Patricia marched over to the entry ladder and started to climb up. The light, sensing her motion, kicked on and Patricia quickly climbed to the top. She spun the hatch and threw it open. Climbing out of the hatch into the well lit hospital room the triumphant words that Patricia was going to say were cut off. Demitri was still slouched in his chair, except now there was an unnatural whiteness to his slumped face, one of his hands was on the arm rest of the chair, and the other was palm up, like Demitri was about to beg her for money. His hand had purple splotching on it. The plastic sheets that had been hung popped a bit in the draft of air coming out of the bunker, and with horror Patricia watched as some of the duct tape that had been taping the plastic sheet to the dry linoleum floor separated and allowed for air to flow out underneath the sheet. Patricia, suddenly sober, ducked down and hurriedly closed the hatch above her, spinning the lock shut.
Breathing hard at the top of the ladder Patty cursed, and then screamed before calming a bit. That was no fake. Demitri was clearly, and very realistically dead. Had she just doomed herself? How long did the virus live in the air? She hurried down the ladder, and still shaking, uncorked the tequila once more, and took a shot straight from the bottle. She took it with her and headed over to the iMac once more, bringing up the closed terminal, dialing the BBS, and jumping forward past the story of the prep family. She went to an article from NORAD, written in all caps and formatted meticulously, she read the details. The virus can last in the air for at least 72 hours, though it was unknown how much longer. First symptoms happen within 12 hours of exposure, death within 24. NORAD had cases and they were worried the whole base had been infected somehow. Patricia began to curse with great speed. That was the last message on the BBS from anyone. And it was over 24 hours ago. Patricia made a post.
From: McKee Medical Center Evac #1
Subject: HELP! Is there anyone out there still alive?SOS -- I'm in a bunker in a Colorado Hospital. I believe that I'm the last person alive in this hospital, or at least that there is no one immediately coming who is able to help me. I may have been exposed to the virus, but I am showing no symptoms at this point. What is going on? Am I going to die?- Patricia
Patricia finished the message and stood up, feeling woozy and a little tired from the tequila. Despite being worried this could be her last 24 hours, Patricia lay down anyway, and was fast asleep on top of the sheets.
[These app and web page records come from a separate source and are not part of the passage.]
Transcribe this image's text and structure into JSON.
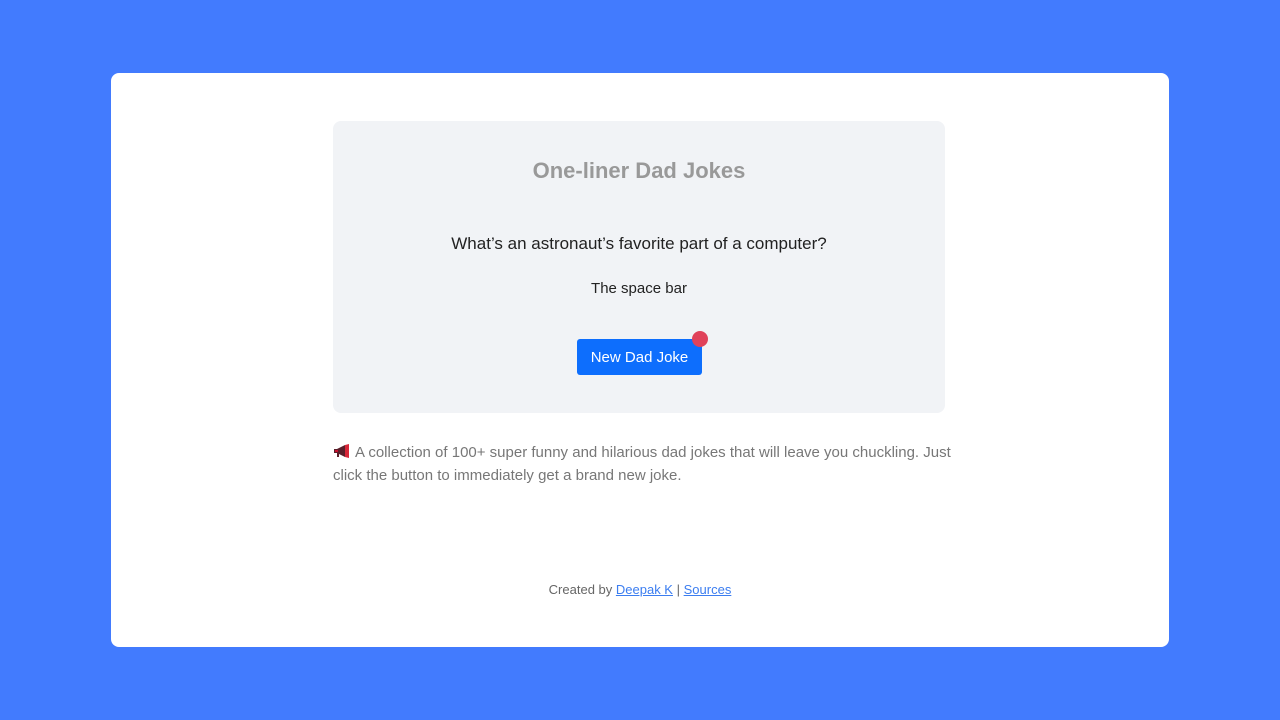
{
  "joke_card": {
    "title": "One-liner Dad Jokes",
    "question": "What’s an astronaut’s favorite part of a computer?",
    "answer": "The space bar",
    "button_label": "New Dad Joke"
  },
  "description": {
    "icon": "megaphone-icon",
    "text": "A collection of 100+ super funny and hilarious dad jokes that will leave you chuckling. Just click the button to immediately get a brand new joke."
  },
  "footer": {
    "prefix": "Created by",
    "author_link": "Deepak K",
    "separator": "|",
    "sources_link": "Sources"
  },
  "colors": {
    "background": "#427bfe",
    "button": "#0d6efd",
    "notification_dot": "#e0425a",
    "link": "#3b7df0"
  }
}
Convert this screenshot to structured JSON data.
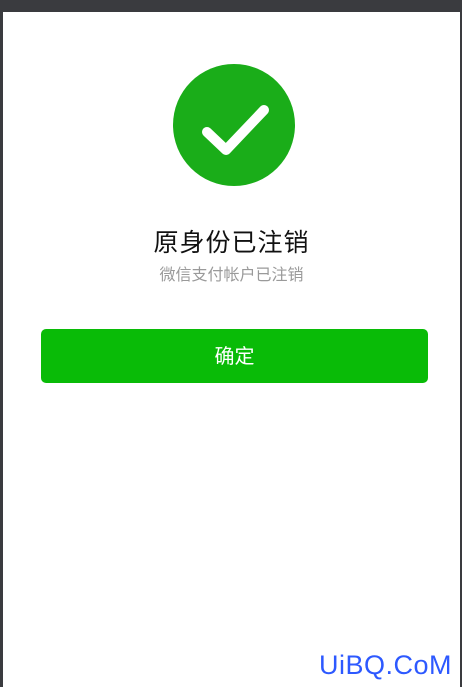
{
  "result": {
    "icon": "check-circle-icon",
    "title": "原身份已注销",
    "subtitle": "微信支付帐户已注销"
  },
  "actions": {
    "confirm_label": "确定"
  },
  "watermark": {
    "text": "UiBQ.CoM"
  },
  "colors": {
    "success_green": "#1aad19",
    "button_green": "#09bb07",
    "title_text": "#111111",
    "subtitle_text": "#9a9a9a",
    "watermark_blue": "#2d59ff"
  }
}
When she awoke, she had a headache, an awful taste in her mouth and about a 1/3 of the tequila was missing from the uncapped bottle next to the bed. There was also a message on the BBS:
From: Al Asad AFB, IQ
Subject: Hey Patty, a/s/l?
Patricia opened the post.